Burano's Lace Museum tells the story of a craft that cut across social boundaries, endured for centuries and evoked the epitome of civilisation reached during the Republic's heyday. From the triple-petalled corollas on the fringes of the Madonna’s mantle in Torcello’s 12th-century mosaics to Queen Margherita’s spider web–fine 20th-century mittens, lace-making was both the creative expression of female sensitivity and a highly lucrative craft.

Enter the exhibition downstairs with a video detailing the early origins of lace-making and its geographical spread from Northern France to Bohemia, Malta and Turkey. Upstairs, four rooms cover the major developments from the 16th to the 20th century. Pattern books, journals, paintings, furniture and costumery place the evolving art in its historical context, starting with ecclesiastical garments and delicate trinette (accessories), and branching out into naughty, fringed underwear and sumptuously embroidered bodices shot through with silver thread.

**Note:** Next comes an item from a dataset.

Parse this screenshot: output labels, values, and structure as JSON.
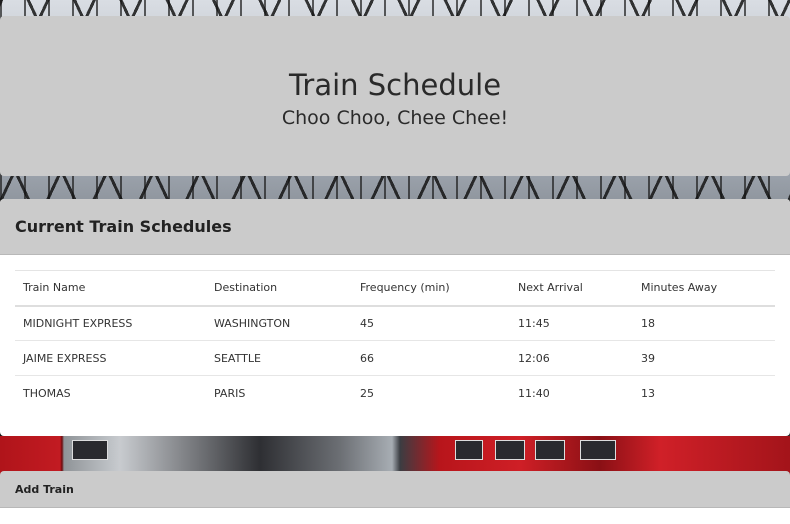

In the final room, a group of local lacemakers sit tatting and gossiping beneath pictures of the Lace School (where many of them learnt their craft), which was located here from 1872 to 1970. Don’t be shy to ask questions about their work.